“Combining our law firms makes great sense.  We share a commitment to knowing our clients’ business inside and out, and to personalized client service,” said Mr. Dupuis. “Our clients will benefit from Kean Miller’s progressive approach and full-service offerings, and Kean Miller’s clients now have access to a team of upstream oil and gas attorneys experienced in Texas, Louisiana, and other producing states.”

Mr. Polozola said he looks forward to playing a part in the cooperative efforts of talented lawyers across Kean Miller’s operations. “Our Lafayette office magnifies the existing firm presence across Louisiana and in Texas.  With Kean Miller’s regional presence and deep bench of talented lawyers, we are an even more dynamic force in the Bayou State.”

Mr. Dupuis and Mr. Polozola, both experienced oil and gas and business attorneys, founded their firm in 2010. Mr. Dupuis earned his law degree from the Louisiana State University Paul M. Hebert School of Law; Mr. Polozola’s law degree is from Loyola University New Orleans College of Law.

By Brian R. Carnie

For those who think the chance of being assessed penalties for non-compliance with the Affordable Care Act are slim to none, think again.  The IRS’ efforts to enforce the ACA’s employer mandate are alive and kicking.  Since late November 2017, the IRS has been sending out proposed penalty notices to companies they believe were not compliant.  For now, the IRS is only assessing proposed penalties for the 2015 calendar year.  The notices are rolling out slowly, and the IRS has only mailed out a fraction of the total number of notices expected for 2015.  Moreover, the IRS has indicated they have enough information to start sending out similar notices for 2016.

Because of unfamiliarity with these notices, we are seeing a trend where companies fail to deal with the notice in a timely manner.  They don’t realize they generally only have 30 days from the date the notice was mailed to respond.  In addition, the notices may not even be addressed to the right person at the company.  Or the person receiving it may set it aside with the intention of figuring out how to deal with later.

This could be very costly for your company.

  • In every instance where Kean Miller has seen one of these notices, the estimated penalties have been grossly overestimated.   The reasons for this are varied.  The company may have filled out the informational forms incorrectly, which happens often because there is a lot of room for confusion and error in the IRS forms (e.g., incorrect or omitted indicator codes on the 1095 forms), or the employees themselves may have mistakenly provided incorrect information when applying for subsidized health care on the ACA marketplace website.
  • If your company receives one of these letters from the IRS and doesn’t dispute the penalty amount before the deadline you will have waived your rights to contest the amount.   There are no second chances.  Same can be said if you don’t timely exercise your appeal rights once you receive the IRS response to your protest.
  • If the company does not respond or appeal, the next thing they can expect from the IRS is a demand for payment letter.  The time to dispute the amount will be over, and the IRS will start collection proceedings for non-payment.

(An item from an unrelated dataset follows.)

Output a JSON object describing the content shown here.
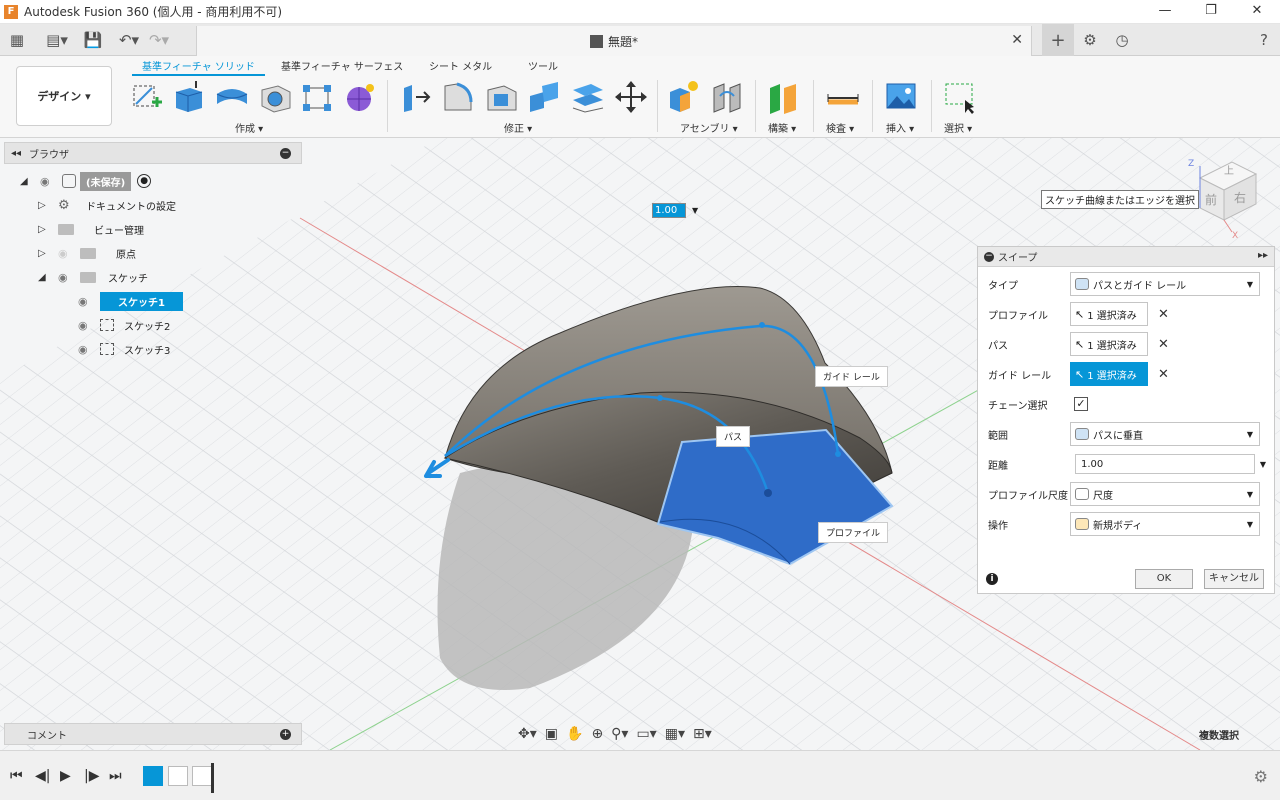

In short, the penalty notice letters are real, there is a deadline, and the IRS is (as always) serious.  Non-compliance with the ACA is a legal matter that demands prompt attention to ensure protection of your company’s rights.